**Problem details:**
Filter the entries that follow, copying every line in which the word "JSON" appears.

Element data from apps and pages:
+ + + +
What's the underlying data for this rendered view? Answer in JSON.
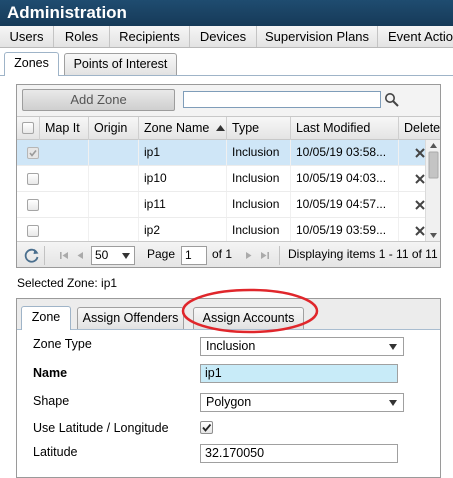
{
  "header": {
    "title": "Administration"
  },
  "top_nav": [
    "Users",
    "Roles",
    "Recipients",
    "Devices",
    "Supervision Plans",
    "Event Actions"
  ],
  "sub_tabs": [
    "Zones",
    "Points of Interest"
  ],
  "grid": {
    "add_button": "Add Zone",
    "search": {
      "value": "",
      "placeholder": ""
    },
    "columns": [
      "Map It",
      "Origin",
      "Zone Name",
      "Type",
      "Last Modified",
      "Delete"
    ],
    "rows": [
      {
        "name": "ip1",
        "type": "Inclusion",
        "modified": "10/05/19 03:58...",
        "selected": true
      },
      {
        "name": "ip10",
        "type": "Inclusion",
        "modified": "10/05/19 04:03...",
        "selected": false
      },
      {
        "name": "ip11",
        "type": "Inclusion",
        "modified": "10/05/19 04:57...",
        "selected": false
      },
      {
        "name": "ip2",
        "type": "Inclusion",
        "modified": "10/05/19 03:59...",
        "selected": false
      }
    ],
    "pager": {
      "page_size": "50",
      "page_label": "Page",
      "page_value": "1",
      "of_label": "of 1",
      "display": "Displaying items 1 - 11 of 11"
    }
  },
  "selected_zone": "Selected Zone: ip1",
  "detail": {
    "tabs": [
      "Zone",
      "Assign Offenders",
      "Assign Accounts"
    ],
    "fields": {
      "zone_type": {
        "label": "Zone Type",
        "value": "Inclusion"
      },
      "name": {
        "label": "Name",
        "value": "ip1"
      },
      "shape": {
        "label": "Shape",
        "value": "Polygon"
      },
      "use_latlon": {
        "label": "Use Latitude / Longitude",
        "checked": true
      },
      "latitude": {
        "label": "Latitude",
        "value": "32.170050"
      }
    }
  },
  "colors": {
    "header_bg": "#1b4466",
    "selected_row": "#cfe6f7",
    "annotation": "#e0262b",
    "name_field_bg": "#c8ebf8"
  }
}
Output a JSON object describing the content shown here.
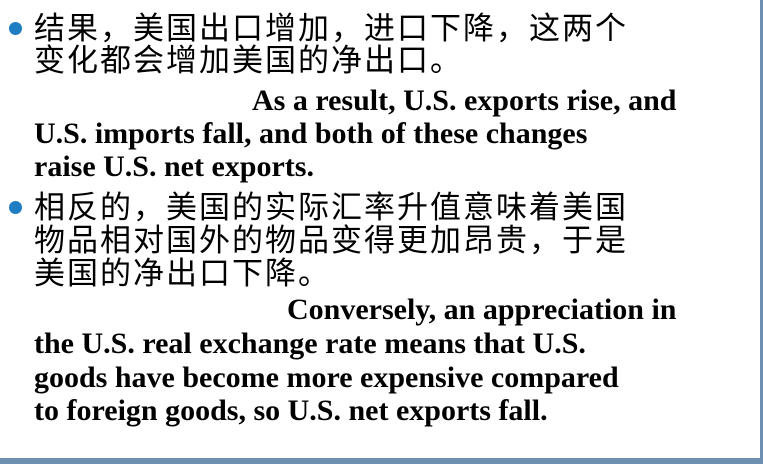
{
  "bullets": [
    {
      "zh_lines": [
        "结果，美国出口增加，进口下降，这两个",
        "变化都会增加美国的净出口。"
      ],
      "en_lines": [
        "As a result, U.S. exports rise, and",
        "U.S. imports fall, and both of these changes",
        "raise U.S. net exports."
      ]
    },
    {
      "zh_lines": [
        "相反的，美国的实际汇率升值意味着美国",
        "物品相对国外的物品变得更加昂贵，于是",
        "美国的净出口下降。"
      ],
      "en_lines": [
        "Conversely, an appreciation in",
        "the U.S. real exchange rate means that U.S.",
        "goods have become more expensive compared",
        "to foreign goods, so U.S. net exports fall."
      ]
    }
  ],
  "colors": {
    "bullet": "#1f7dc4",
    "border": "#6d8fb0",
    "text": "#000000"
  }
}
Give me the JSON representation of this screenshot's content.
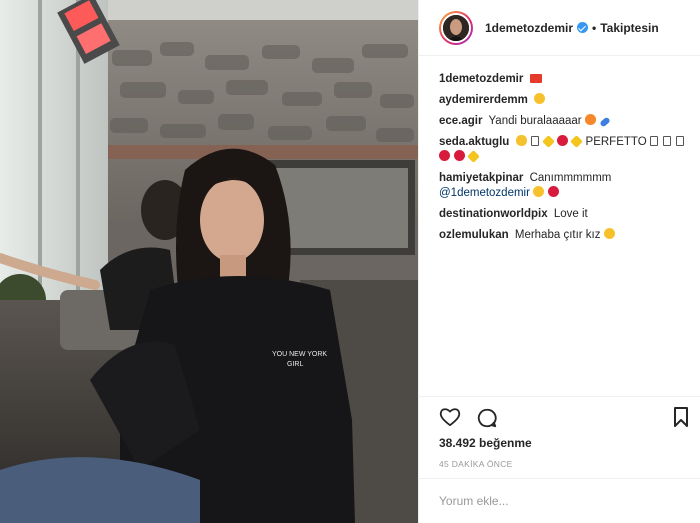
{
  "post": {
    "username": "1demetozdemir",
    "verified": true,
    "follow_state": "Takiptesin"
  },
  "comments": [
    {
      "user": "1demetozdemir",
      "text": "",
      "emoji": [
        "flag"
      ]
    },
    {
      "user": "aydemirerdemm",
      "text": "",
      "emoji": [
        "face"
      ]
    },
    {
      "user": "ece.agir",
      "text": "Yandi buralaaaaar",
      "emoji": [
        "fire",
        "pill"
      ]
    },
    {
      "user": "seda.aktuglu",
      "text": "PERFETTO",
      "emoji": [
        "ok",
        "box",
        "spark",
        "heart",
        "spark"
      ],
      "emoji_after": [
        "box",
        "box",
        "box"
      ],
      "line2_emoji": [
        "heart",
        "heart",
        "spark"
      ]
    },
    {
      "user": "hamiyetakpinar",
      "text": "Canımmmmmm",
      "mention": "@1demetozdemir",
      "emoji": [
        "face",
        "heart"
      ]
    },
    {
      "user": "destinationworldpix",
      "text": "Love it",
      "emoji": []
    },
    {
      "user": "ozlemulukan",
      "text": "Merhaba çıtır kız",
      "emoji": [
        "face"
      ]
    }
  ],
  "actions": {
    "like_icon": "heart-icon",
    "comment_icon": "comment-bubble-icon",
    "save_icon": "bookmark-icon"
  },
  "likes_text": "38.492 beğenme",
  "timestamp": "45 DAKİKA ÖNCE",
  "add_comment_placeholder": "Yorum ekle...",
  "colors": {
    "text": "#262626",
    "muted": "#999999",
    "mention": "#003569",
    "verified": "#3897f0",
    "border": "#efefef"
  },
  "photo": {
    "shirt_text_line1": "YOU NEW YORK",
    "shirt_text_line2": "GIRL"
  }
}
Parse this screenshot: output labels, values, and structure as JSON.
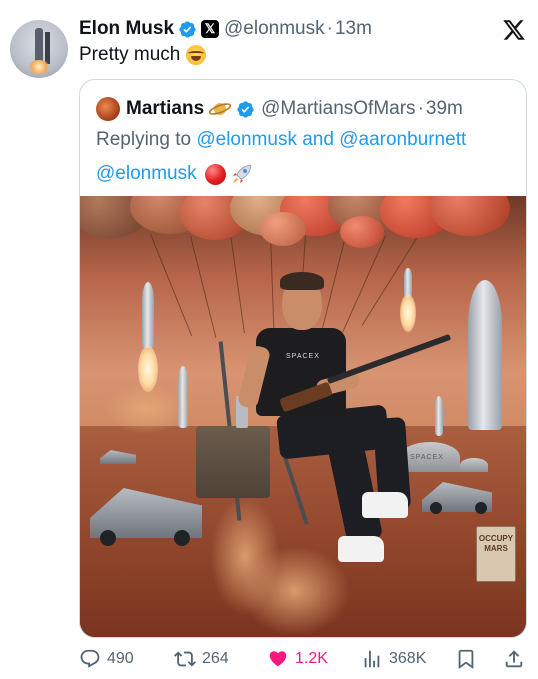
{
  "tweet": {
    "author_name": "Elon Musk",
    "author_handle": "@elonmusk",
    "separator": "·",
    "time": "13m",
    "text": "Pretty much",
    "text_emoji": "laughing-with-tears-emoji"
  },
  "quoted": {
    "author_name": "Martians",
    "author_emoji": "ringed-planet-emoji",
    "author_handle": "@MartiansOfMars",
    "separator": "·",
    "time": "39m",
    "replying_prefix": "Replying to ",
    "replying_user1": "@elonmusk",
    "replying_and": " and ",
    "replying_user2": "@aaronburnett",
    "mention": "@elonmusk",
    "mention_emojis": [
      "red-circle-emoji",
      "rocket-emoji"
    ],
    "media": {
      "shirt_text": "SPACEX",
      "dome_text": "SPACEX",
      "sign_line1": "OCCUPY",
      "sign_line2": "MARS"
    }
  },
  "actions": {
    "replies": "490",
    "reposts": "264",
    "likes": "1.2K",
    "views": "368K"
  },
  "colors": {
    "link": "#1d9bf0",
    "secondary_text": "#536471",
    "like": "#f91880",
    "border": "#cfd9de",
    "verified": "#1d9bf0"
  }
}
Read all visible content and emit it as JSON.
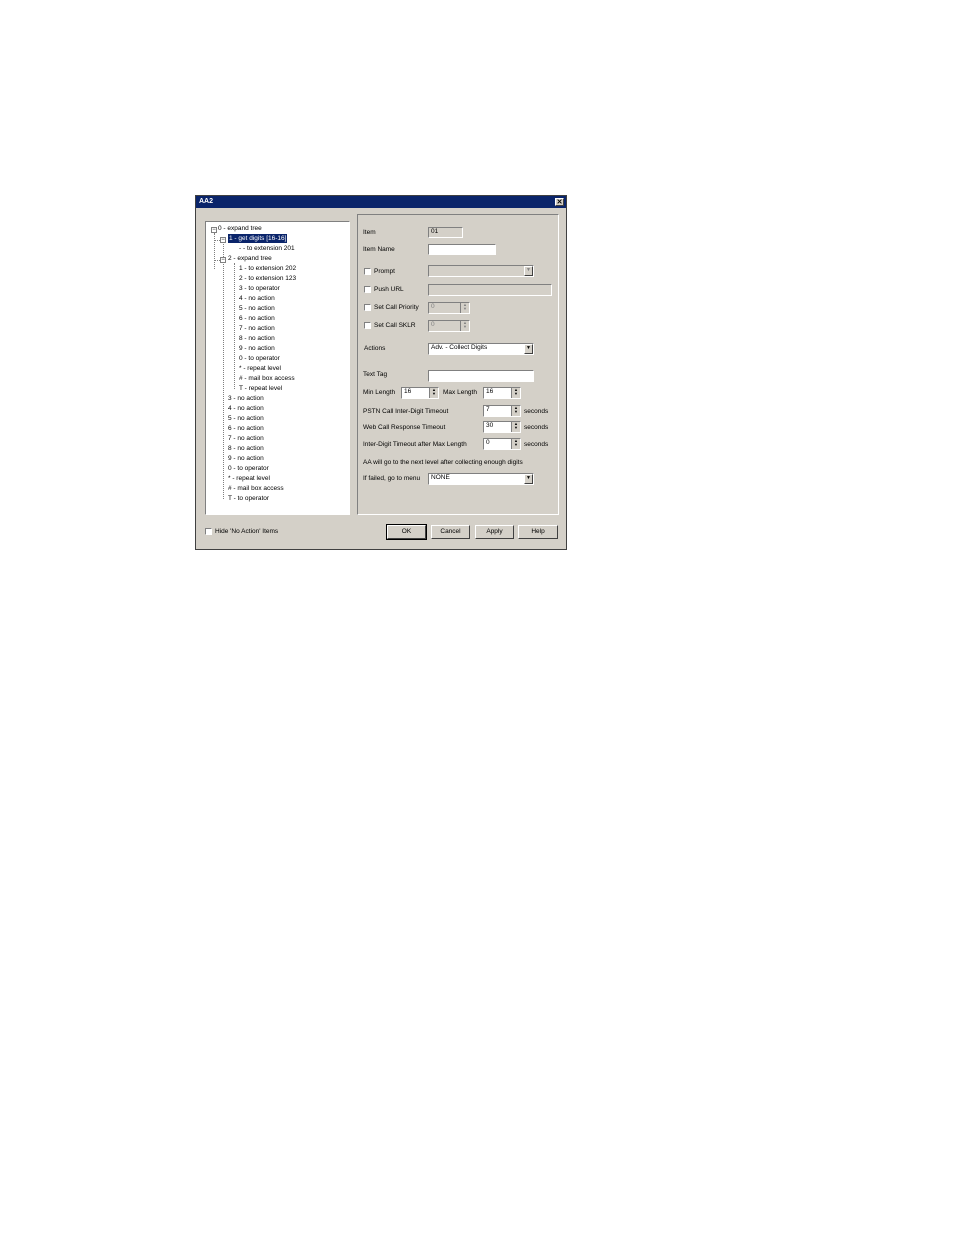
{
  "window": {
    "title": "AA2",
    "close_glyph": "✕"
  },
  "tree": {
    "items": [
      {
        "label": "0 - expand tree"
      },
      {
        "label": "1 - get digits [16-16]"
      },
      {
        "label": "- - to extension 201"
      },
      {
        "label": "2 - expand tree"
      },
      {
        "label": "1 - to extension 202"
      },
      {
        "label": "2 - to extension 123"
      },
      {
        "label": "3 - to operator"
      },
      {
        "label": "4 - no action"
      },
      {
        "label": "5 - no action"
      },
      {
        "label": "6 - no action"
      },
      {
        "label": "7 - no action"
      },
      {
        "label": "8 - no action"
      },
      {
        "label": "9 - no action"
      },
      {
        "label": "0 - to operator"
      },
      {
        "label": "* - repeat level"
      },
      {
        "label": "# - mail box access"
      },
      {
        "label": "T - repeat level"
      },
      {
        "label": "3 - no action"
      },
      {
        "label": "4 - no action"
      },
      {
        "label": "5 - no action"
      },
      {
        "label": "6 - no action"
      },
      {
        "label": "7 - no action"
      },
      {
        "label": "8 - no action"
      },
      {
        "label": "9 - no action"
      },
      {
        "label": "0 - to operator"
      },
      {
        "label": "* - repeat level"
      },
      {
        "label": "# - mail box access"
      },
      {
        "label": "T - to operator"
      }
    ],
    "expand_glyph": "−"
  },
  "props": {
    "item_label": "Item",
    "item_value": "01",
    "item_name_label": "Item Name",
    "item_name_value": "",
    "prompt_label": "Prompt",
    "push_url_label": "Push URL",
    "set_call_priority_label": "Set Call Priority",
    "set_call_priority_value": "0",
    "set_call_sklr_label": "Set Call SKLR",
    "set_call_sklr_value": "0",
    "actions_label": "Actions",
    "actions_value": "Adv. - Collect Digits",
    "text_tag_label": "Text Tag",
    "text_tag_value": "",
    "min_length_label": "Min Length",
    "min_length_value": "16",
    "max_length_label": "Max Length",
    "max_length_value": "16",
    "pstn_timeout_label": "PSTN Call Inter-Digit Timeout",
    "pstn_timeout_value": "7",
    "web_timeout_label": "Web Call Response Timeout",
    "web_timeout_value": "30",
    "interdigit_after_max_label": "Inter-Digit Timeout after Max Length",
    "interdigit_after_max_value": "0",
    "seconds_unit": "seconds",
    "info_text": "AA will go to the next level after collecting enough digits",
    "if_failed_label": "If failed, go to menu",
    "if_failed_value": "NONE",
    "dropdown_glyph": "▼",
    "spin_up_glyph": "▲",
    "spin_down_glyph": "▼"
  },
  "footer": {
    "hide_no_action_label": "Hide 'No Action' Items",
    "ok_label": "OK",
    "cancel_label": "Cancel",
    "apply_label": "Apply",
    "help_label": "Help"
  }
}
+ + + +
**Task answer:**
What's the underlying data for this rendered view? Answer in JSON.
Output a JSON object describing the content shown here.
Give me the JSON representation of this screenshot's content.
Parse this screenshot: output labels, values, and structure as JSON.
Read all visible content and emit it as JSON.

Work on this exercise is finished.